Canteen gemsWe hunt down good eats at three Singapore Armed Forces (SAF) canteens. Don’t read this on an empty stomach.
// Story Teo Jing Ting
// PHOTOS Chua Soon Lye
Just like nenek's
Fauzia Muslim Delight
Sungei Gedong Camp
It's only 11.30am and there's already a queue at Mdm Fauziah Marican's stall at Sungei Gedong Camp.
Formerly a cooking assistant at a hotel, Mdm Fauziah left that job to look after her children full-time but her passion for cooking remained. In 2001, she and her husband decided to open Fauzia Muslim Delight after their children grew up.
Ask about her best sellers and the spritely 60-year-old proudly cites her chicken cutlet and mee soto (spicy noodle soup).
"The chicken cutlet recipe is mine. I marinate it with special ingredients and use my own flour to make it extra crispy," said Mdm Fauziah.
Over the years, she has adapted her food to cater to her health-conscious patrons. For instance, her mee soto broth is lighter and she tries to use leaner meat in her dishes.
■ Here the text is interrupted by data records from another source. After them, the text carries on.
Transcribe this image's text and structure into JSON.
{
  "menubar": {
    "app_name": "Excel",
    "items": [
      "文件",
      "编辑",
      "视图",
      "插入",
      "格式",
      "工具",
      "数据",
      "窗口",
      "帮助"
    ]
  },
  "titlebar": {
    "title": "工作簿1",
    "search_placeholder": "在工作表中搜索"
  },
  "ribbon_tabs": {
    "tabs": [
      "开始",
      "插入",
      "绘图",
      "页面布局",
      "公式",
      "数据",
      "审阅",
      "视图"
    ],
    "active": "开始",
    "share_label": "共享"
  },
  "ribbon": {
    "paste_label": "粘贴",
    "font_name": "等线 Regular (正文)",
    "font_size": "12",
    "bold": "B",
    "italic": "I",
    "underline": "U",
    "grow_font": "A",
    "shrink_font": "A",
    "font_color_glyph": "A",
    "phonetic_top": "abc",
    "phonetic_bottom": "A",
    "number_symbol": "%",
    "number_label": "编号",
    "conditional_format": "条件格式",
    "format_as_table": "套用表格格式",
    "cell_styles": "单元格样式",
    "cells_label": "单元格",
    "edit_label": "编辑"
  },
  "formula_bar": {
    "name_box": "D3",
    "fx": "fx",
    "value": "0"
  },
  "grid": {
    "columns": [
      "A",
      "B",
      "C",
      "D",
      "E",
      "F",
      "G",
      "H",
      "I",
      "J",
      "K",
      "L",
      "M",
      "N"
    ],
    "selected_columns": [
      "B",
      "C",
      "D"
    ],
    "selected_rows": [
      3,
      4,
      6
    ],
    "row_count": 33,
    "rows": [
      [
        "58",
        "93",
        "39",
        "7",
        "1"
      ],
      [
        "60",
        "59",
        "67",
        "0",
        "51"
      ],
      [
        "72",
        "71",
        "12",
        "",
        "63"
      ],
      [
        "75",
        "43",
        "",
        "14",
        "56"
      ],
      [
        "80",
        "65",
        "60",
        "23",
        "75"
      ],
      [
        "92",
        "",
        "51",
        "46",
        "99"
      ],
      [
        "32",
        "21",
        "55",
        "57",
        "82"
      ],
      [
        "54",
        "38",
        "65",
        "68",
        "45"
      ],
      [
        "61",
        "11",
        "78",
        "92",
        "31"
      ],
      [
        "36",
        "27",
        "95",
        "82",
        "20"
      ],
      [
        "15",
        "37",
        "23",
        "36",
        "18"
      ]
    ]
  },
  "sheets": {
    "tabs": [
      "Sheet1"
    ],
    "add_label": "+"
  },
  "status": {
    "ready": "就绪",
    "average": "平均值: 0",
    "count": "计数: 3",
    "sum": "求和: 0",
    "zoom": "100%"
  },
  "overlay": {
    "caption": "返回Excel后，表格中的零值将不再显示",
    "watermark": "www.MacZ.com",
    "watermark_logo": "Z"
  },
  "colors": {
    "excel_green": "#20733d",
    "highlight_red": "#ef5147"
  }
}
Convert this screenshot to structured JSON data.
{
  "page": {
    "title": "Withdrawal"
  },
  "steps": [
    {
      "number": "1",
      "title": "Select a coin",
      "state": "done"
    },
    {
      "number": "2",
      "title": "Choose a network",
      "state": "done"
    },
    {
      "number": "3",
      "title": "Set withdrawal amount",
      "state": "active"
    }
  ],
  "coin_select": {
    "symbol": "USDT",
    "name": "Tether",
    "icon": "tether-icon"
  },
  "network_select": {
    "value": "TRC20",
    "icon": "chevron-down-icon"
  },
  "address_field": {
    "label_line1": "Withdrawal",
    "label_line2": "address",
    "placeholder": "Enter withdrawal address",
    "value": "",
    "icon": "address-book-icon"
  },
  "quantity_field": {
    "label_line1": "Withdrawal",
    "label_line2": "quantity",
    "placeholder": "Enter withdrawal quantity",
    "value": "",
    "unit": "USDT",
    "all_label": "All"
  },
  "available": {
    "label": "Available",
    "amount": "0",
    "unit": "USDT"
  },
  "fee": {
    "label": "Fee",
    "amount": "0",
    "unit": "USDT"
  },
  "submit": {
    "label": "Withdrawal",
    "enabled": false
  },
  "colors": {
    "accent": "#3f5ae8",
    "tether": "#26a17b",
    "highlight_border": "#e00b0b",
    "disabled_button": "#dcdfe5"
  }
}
The best part of her job? Becoming friends with her customers. "I see a lot of familiar NSmen (Operationally Ready National Servicemen) and they always say 'I'm back for your mee soto, outside not the same!'," said Mdm Fauziah.
"My heart is here. When I close the stall for a day, the boys will ask 'Aunty, why you never open your stall?' Aiyoh, I got attachment to this place already!"
"It's my favourite stall – the curry is flavourful, there's a wide selection and the food is affordable. I love their crispy chicken cutlet!"
Indian Western Fusion
Kranji Camp III
Operating hours: 8am–3pm
Soldiers at Kranji Camp III have it good. One of the camp's best-kept secrets is the Indian Western Fusion stall. Their bestsellers are the carbonara pasta and double beef burger.
The secret lies in the sauces, concocted by main cook Din Ibrahim. The 29-year-old comes in daily at 4.30am to prepare the ingredients for the day.
"I have to make laksa, tom yam, salted egg, carbonara and mushroom sauce. The chicken chop needs to be marinated overnight to infuse the flavours," said Mr Din, who previously worked as a cook at several fine-dining restaurants.
Aided by his parents, Mr Ibrahim Nawer, 57, and Mdm Halimah Saidali, 56, he has been cooking at the stall for five years.
"The In-Camp Training (ICT) guys will come back, tell us that they miss our food and ask why we don't open a stall outside. I tell them 'cos outside's more expensive!" laughed Mr Din.
"I'm happy serving the soldiers. What they want is for the food to be different from other camps and if they are happy, we are happy too."
"The chicken chop is tender and juicy, and the creamy mushroom sauce is good! The portions are filling and the prices are reasonable."
Taste of nostalgia
Nee Soon Camp
Operating hours: 6am–2pm
At Rice Talk, a Chinese rice stall located in Nee Soon Camp, a plate of chicken rice with egg costs just $2.50. Mr Lim Hwee Soong and Mdm Christina Tan, who run the stall, shared that it took more than two months to perfect the recipe for the dish.
The couple comes in at 3am daily to prepare the chicken. "Roasting a chicken takes time, and we have to air it for two hours before roasting so that the skin stays crispy," explained Mr Lim, 62, who has worked at several tze char restaurants.
The stall also serves a range of simple food such as luncheon meat, Taiwan sausage and fish fillet.
Other popular dishes include chicken cutlet and fried rice. The stall also offers free-flow sliced cucumbers, fried peanuts and pickled pineapple.
Located near the Army Deployment Force (ADF) barracks, the stall is frequented by ADF troopers. "The ADF boys are like my kids, they are very nice to us and they all call me mummy!" said Mdm Tan, 60, with a laugh. "They invite us for their weddings and we see them growing from boys to (becoming) fathers. In that sense, it is like I'm cooking for my own family members."
"I love their curry, which is not too spicy. Their dishes are homely and I usually buy my lunch from them."